Anti-Alcohol Campaign

Texts     Images     Visual Essays     Video     Music


Subject essay: James von Geldern

The consumption of alcohol has deep cultural roots in Russia where it typically accompanied celebrations, signified hospitality, and enhanced bonding among acquaintances and friends. It also was a tremendous sources of revenue for the Soviet state which exercised a monopoly on its production and distribution. In 1979, for example, the state derived some 25.4 billion rubles in indirect taxes from the sale of alcoholic beverages which was more than were paid in income tax. Alcoholism, however, was a major scourge in Soviet society, linked to high rates of child-abuse, suicide, divorce (link), absenteeism, and accidents on the job, and contributing to a rise in mortality rates particularly among Soviet males that was detected in the 1970s.

In May 1985, less than two months after becoming General Secretary of the Communist Party, Mikhail Gorbachev launched a campaign against alcohol abuse, backing it up with a series of measures to reduce alcohol production and sales. These included limiting the kinds of shops permitted to sell alcohol, closing many vodka distilleries and destroying vineyards in the wine-producing republics of Moldavia, Armenia and Georgia, and banning the sale of alcohol in restaurants before two o’clock in the afternoon. To set a good example, official Soviet receptions both at home and abroad became alcohol-free. Exhorting Soviet citizens to abide by these measures, Gorbachev became known as the mineral’nyi sekretar’ (mineral-water-drinking secretary) rather than general’nyi sekretar’ (General Secretary).

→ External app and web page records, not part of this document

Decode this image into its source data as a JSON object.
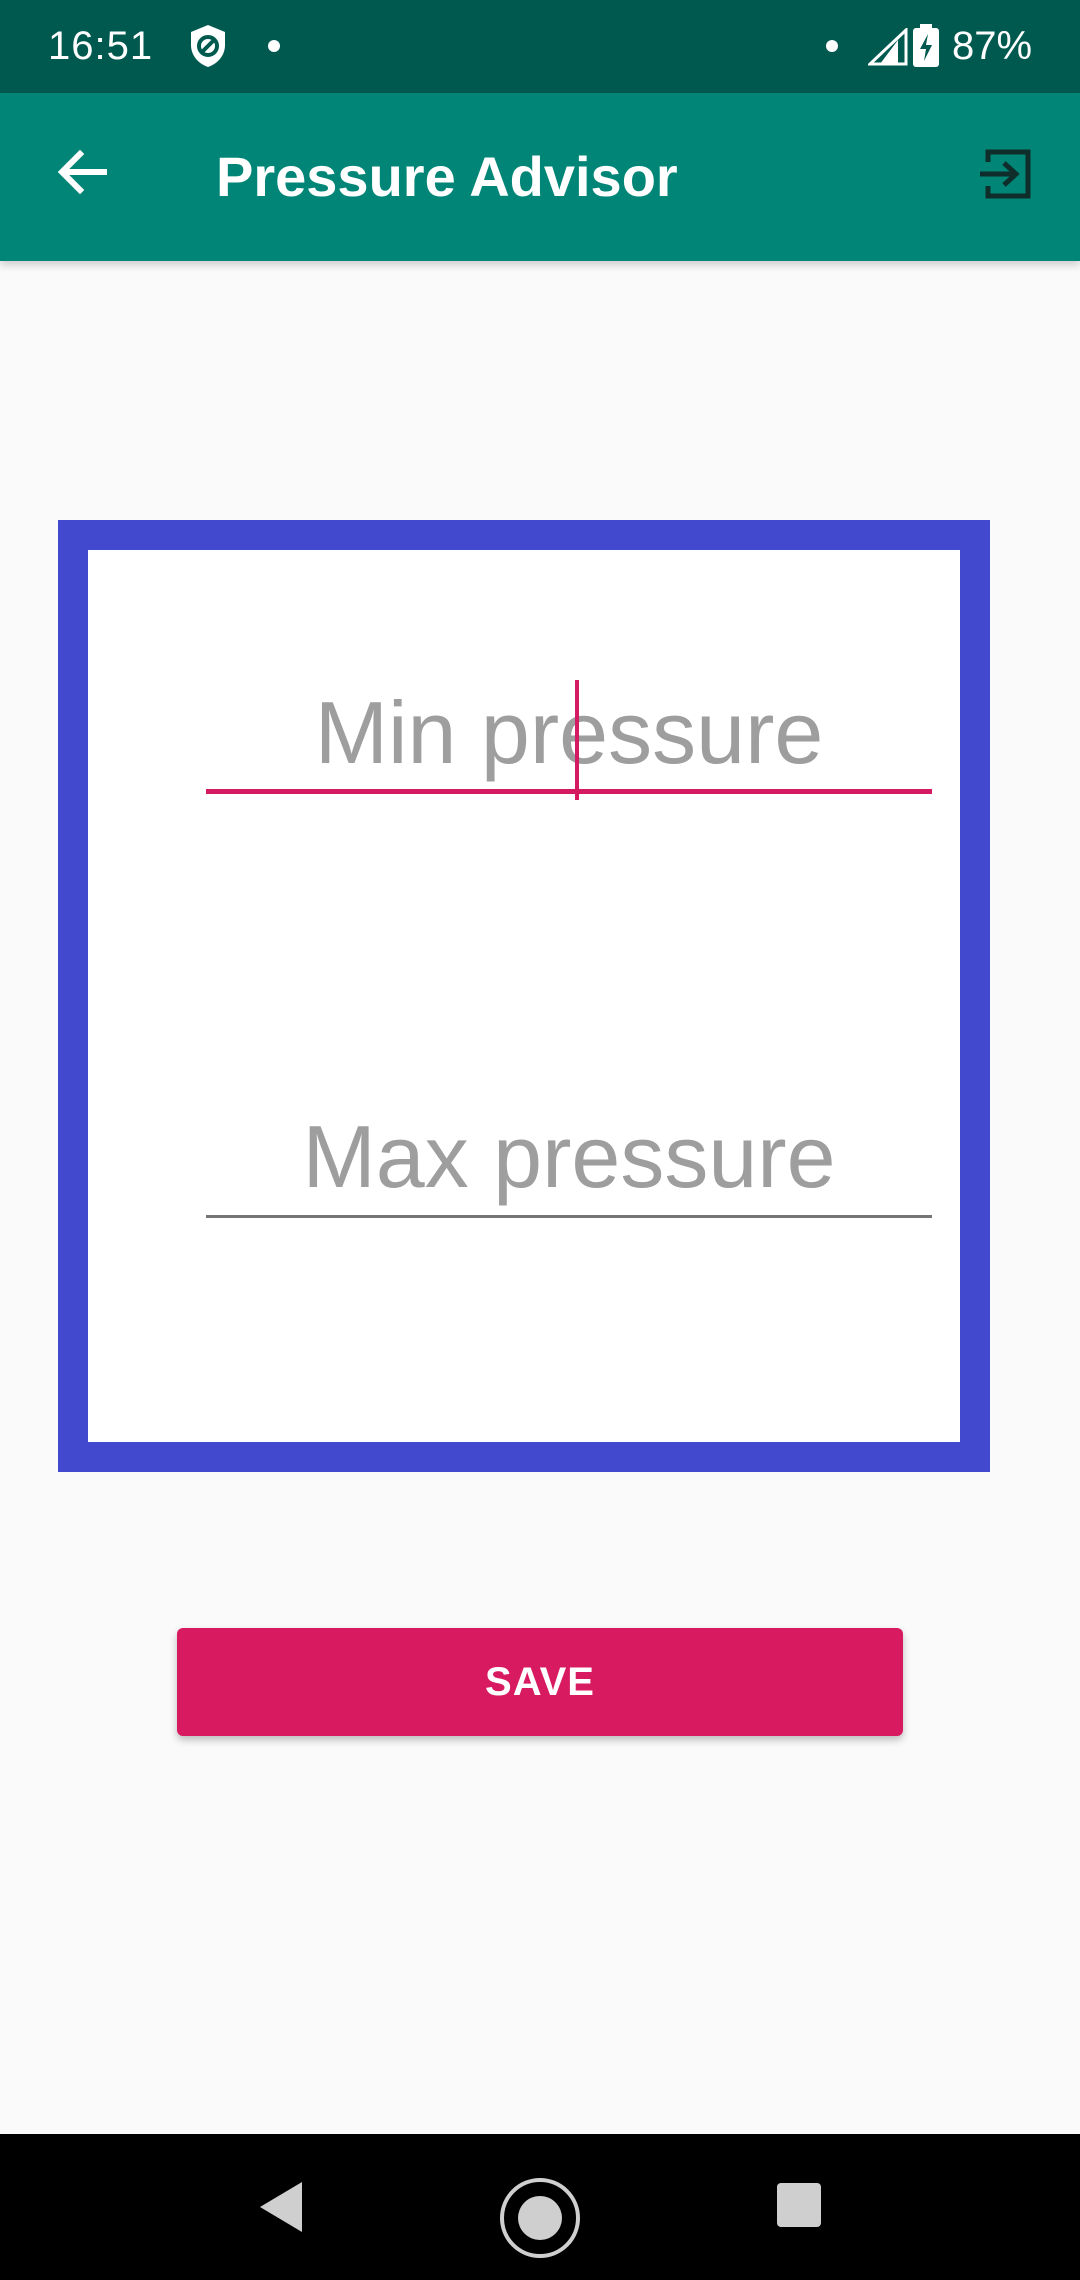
{
  "status_bar": {
    "time": "16:51",
    "battery": "87%",
    "icons": [
      "shield-icon",
      "notification-dot-icon",
      "signal-icon",
      "battery-charging-icon"
    ]
  },
  "app_bar": {
    "title": "Pressure Advisor",
    "back_icon": "arrow-back-icon",
    "action_icon": "exit-to-app-icon",
    "background": "#008577"
  },
  "form": {
    "min_pressure": {
      "placeholder": "Min pressure",
      "value": ""
    },
    "max_pressure": {
      "placeholder": "Max pressure",
      "value": ""
    },
    "frame_color": "#4249cf",
    "accent_color": "#d81b60"
  },
  "actions": {
    "save_label": "SAVE"
  },
  "nav_bar": {
    "icons": [
      "nav-back-icon",
      "nav-home-icon",
      "nav-recents-icon"
    ]
  }
}
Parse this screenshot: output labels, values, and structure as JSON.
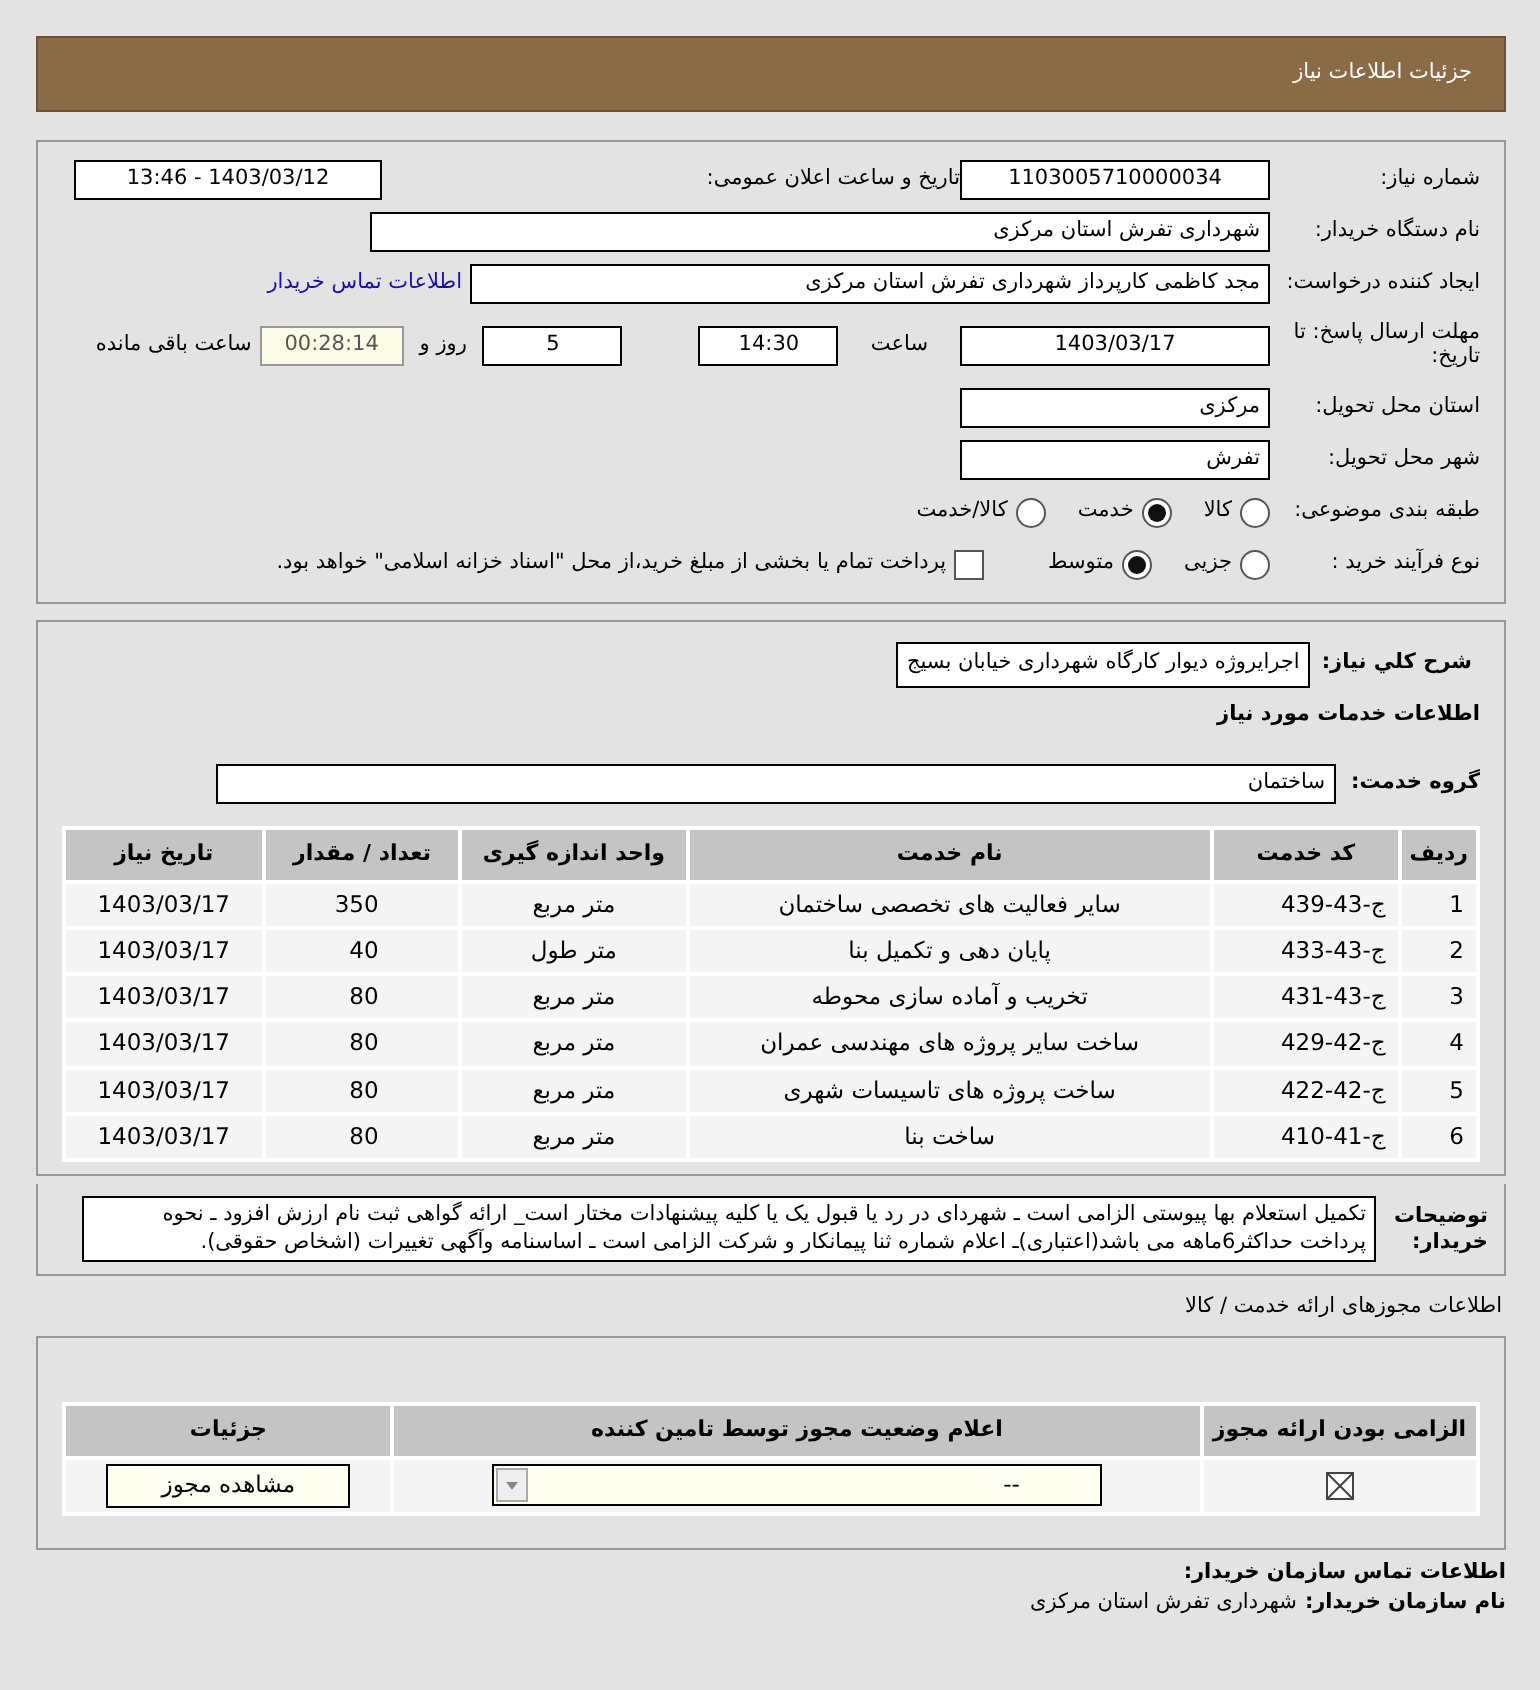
{
  "header": {
    "title": "جزئیات اطلاعات نیاز"
  },
  "need_number": {
    "label": "شماره نیاز:",
    "value": "1103005710000034"
  },
  "announce": {
    "label": "تاریخ و ساعت اعلان عمومی:",
    "value": "1403/03/12 - 13:46"
  },
  "buyer_org": {
    "label": "نام دستگاه خریدار:",
    "value": "شهرداری تفرش استان مرکزی"
  },
  "requester": {
    "label": "ایجاد کننده درخواست:",
    "value": "مجد کاظمی کارپرداز شهرداری تفرش استان مرکزی",
    "link": "اطلاعات تماس خریدار"
  },
  "deadline": {
    "label": "مهلت ارسال پاسخ: تا تاریخ:",
    "date": "1403/03/17",
    "time_label": "ساعت",
    "time": "14:30",
    "days": "5",
    "days_label": "روز و",
    "remaining": "00:28:14",
    "remaining_label": "ساعت باقی مانده"
  },
  "province": {
    "label": "استان محل تحویل:",
    "value": "مرکزی"
  },
  "city": {
    "label": "شهر محل تحویل:",
    "value": "تفرش"
  },
  "category": {
    "label": "طبقه بندی موضوعی:",
    "options": [
      {
        "label": "کالا",
        "selected": false
      },
      {
        "label": "خدمت",
        "selected": true
      },
      {
        "label": "کالا/خدمت",
        "selected": false
      }
    ]
  },
  "process": {
    "label": "نوع فرآیند خرید :",
    "options": [
      {
        "label": "جزیی",
        "selected": false
      },
      {
        "label": "متوسط",
        "selected": true
      }
    ],
    "checkbox": {
      "label": "پرداخت تمام یا بخشی از مبلغ خرید،از محل \"اسناد خزانه اسلامی\" خواهد بود.",
      "checked": false
    }
  },
  "summary": {
    "label": "شرح کلي نياز:",
    "value": "اجرایروژه دیوار کارگاه شهرداری خیابان بسیج"
  },
  "services_title": "اطلاعات خدمات مورد نیاز",
  "service_group": {
    "label": "گروه خدمت:",
    "value": "ساختمان"
  },
  "table": {
    "columns": [
      "ردیف",
      "کد خدمت",
      "نام خدمت",
      "واحد اندازه گیری",
      "تعداد / مقدار",
      "تاریخ نیاز"
    ],
    "rows": [
      [
        "1",
        "ج-43-439",
        "سایر فعالیت های تخصصی ساختمان",
        "متر مربع",
        "350",
        "1403/03/17"
      ],
      [
        "2",
        "ج-43-433",
        "پایان دهی و تکمیل بنا",
        "متر طول",
        "40",
        "1403/03/17"
      ],
      [
        "3",
        "ج-43-431",
        "تخریب و آماده سازی محوطه",
        "متر مربع",
        "80",
        "1403/03/17"
      ],
      [
        "4",
        "ج-42-429",
        "ساخت سایر پروژه های مهندسی عمران",
        "متر مربع",
        "80",
        "1403/03/17"
      ],
      [
        "5",
        "ج-42-422",
        "ساخت پروژه های تاسیسات شهری",
        "متر مربع",
        "80",
        "1403/03/17"
      ],
      [
        "6",
        "ج-41-410",
        "ساخت بنا",
        "متر مربع",
        "80",
        "1403/03/17"
      ]
    ]
  },
  "buyer_notes": {
    "label": "توضیحات خریدار:",
    "value": "تکمیل استعلام بها پیوستی الزامی است ـ شهردای در رد یا قبول یک یا کلیه پیشنهادات مختار است_ ارائه گواهی ثبت نام ارزش افزود ـ نحوه پرداخت حداکثر6ماهه می باشد(اعتباری)ـ اعلام شماره ثنا پیمانکار و شرکت الزامی است ـ اساسنامه وآگهی تغییرات (اشخاص حقوقی)."
  },
  "permits": {
    "title": "اطلاعات مجوزهای ارائه خدمت / کالا",
    "columns": [
      "الزامی بودن ارائه مجوز",
      "اعلام وضعیت مجوز توسط تامین کننده",
      "جزئیات"
    ],
    "rows": [
      {
        "required": true,
        "status": "--",
        "button": "مشاهده مجوز"
      }
    ]
  },
  "contact": {
    "title": "اطلاعات تماس سازمان خریدار:",
    "org_label": "نام سازمان خریدار:",
    "org_value": "شهرداری تفرش استان مرکزی"
  }
}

While the anti-alcohol campaign may well have resulted in a decline in alcohol consumption, it also precipitated a sharp rise in the production of moonshine (samogon) and, like Prohibition in the United States, an increase in organized crime. Instances of alcohol poisoning also rose, as hard drinkers turned to other, more dangerous, substances. No less serious was the decline in state revenues, which created a budgetary imbalance. This was overcome by resort to printing more money, which fueled inflation. For all these reasons, the campaign was abandoned after 1987.

Comments are closed.